31/05/2011Folks I will respond tomorrow to your comments about how to transmit Julia Gillard's Fireside Chat - Your Health.

Jason

1/06/2011AA, I see in Oakeshott's presser today he now says the next time he doesn't hear or see the "incident" he will ask the speaker! You can only wonder why this has never occurred to him in the past,or why he of all people who wanted question time to be conducted in a more civil manner thinks an MP who gets named after repeated warnings deserves not to be disciplined!

Ad astra reply

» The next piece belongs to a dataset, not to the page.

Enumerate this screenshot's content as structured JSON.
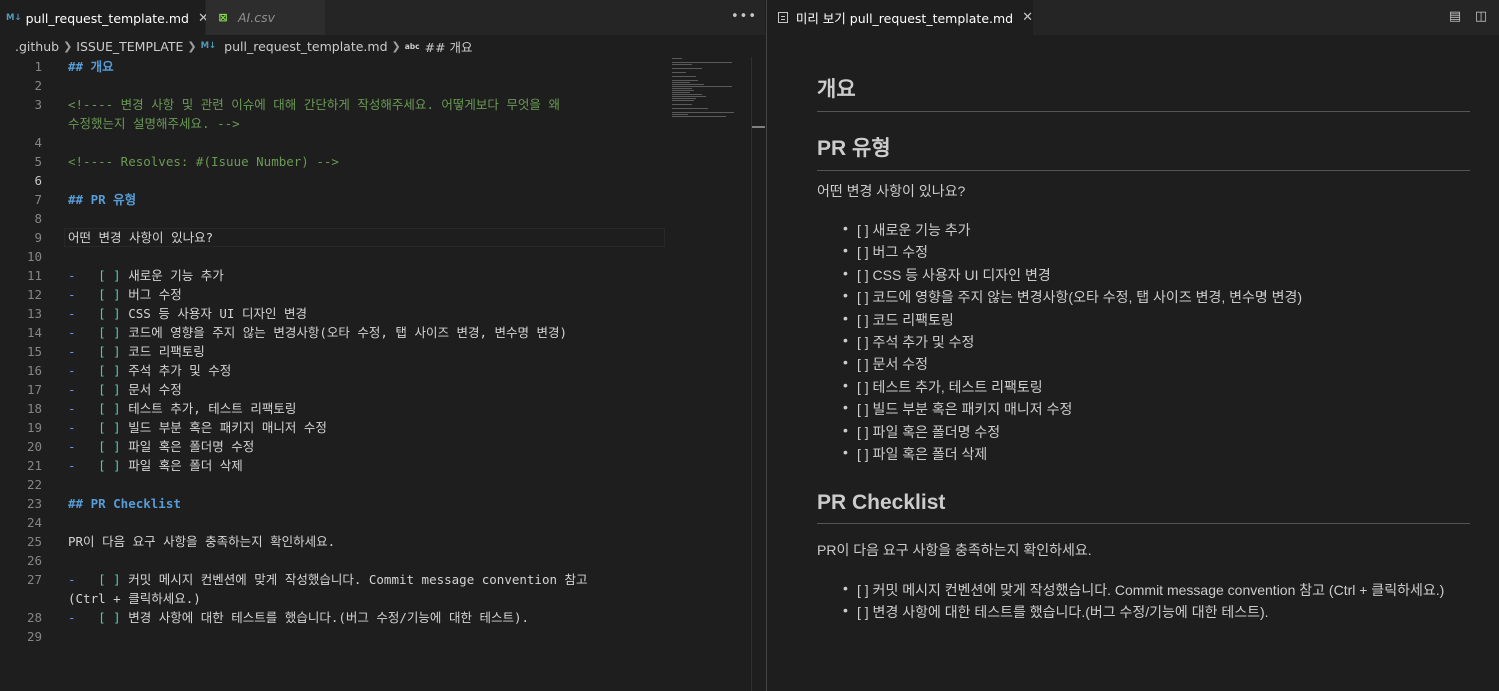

1/06/2011Folks This is a follow up to the last two posts: [i]Julia Gillard’s Fireside Chats – Your Health[/i] Mark 1 and 2. Here’s what you had to say: [b]Suggested names for the ‘chat’:[/b] [i]Julia Gillard to address nation 

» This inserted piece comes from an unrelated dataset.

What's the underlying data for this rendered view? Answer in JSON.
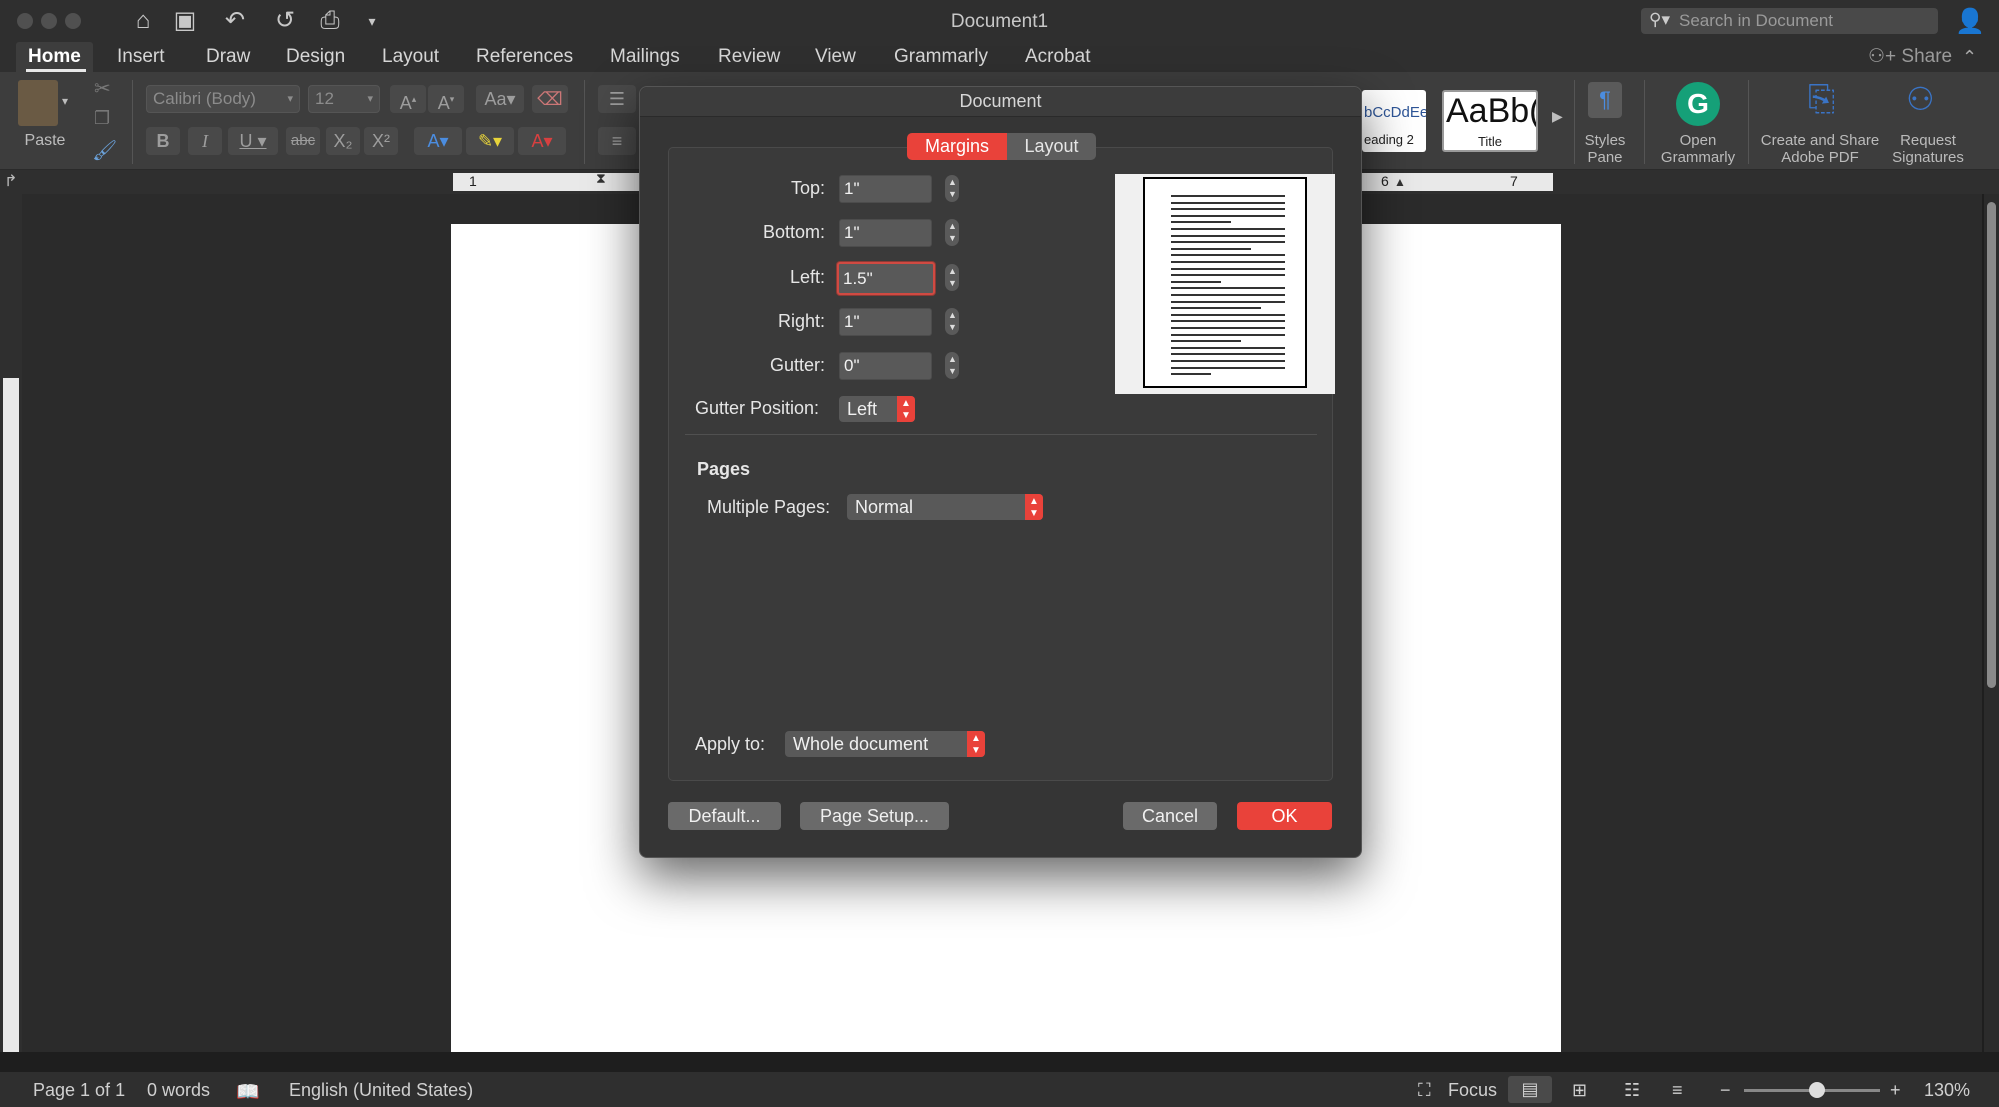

Julia Gillard to talk to Australia 

 PM talks turkey to the populace Julia Gillard talks to (or with) the nation Julia Gillard’s conversation with the nation Address to the Nation National Report Report to the Nation Gillard Dumps on Rudd (to attract attention!) The PM's Informational Conversationals Between you and me[/i] [b]The setting:[/b] [i]A cosy informal setting rather than an office A pub with a carefully selected audience[/i] I would add: A community forum prior to the question time A community setting appropriate to the subject (a healthcare setting when health was the subject, or a school when the subject was the NBN) [b]The medium:[/b] The most comprehensive response was from 2353: “[i]Maybe the concept could be updated for the 21st century (either by agreement with commercial TV stations or legislation if necessary) so the Government can explain what its doing and why. The TV spot could be backed up with a text version on a dedicated website and maybe in the SMH, Age, Courier Mail etc. If it is acceptable for Government Service Providers such as Health Districts, Public Transport operators to have a regular media spot to advise of service alterations and changes - surely it's not a great leap to allow the Government to explain policy and programs. “[/i] Although social media were mentioned as more up-to-date than a fireside chat there has been no specific advice forthcoming about how YouTube, Facebook, Twitter or any of the others might be employed. As I’m new to these, some suggestions about how they might be used would be helpful. I can see that these media might be valuable as a supplement to a main event. I am still of the view that these exercises in communication need to be devised on a national front and broadcast on TV and radio, augmented by posting on a Government website, by an email from the PM, by cooperative blogs, in newspapers and via social media outlets. Thank you to those of you made suggestions. Any further ones, especially about alternative modes of communication, would be welcome.
How many umbrellas are there if I start with two and take 2 away?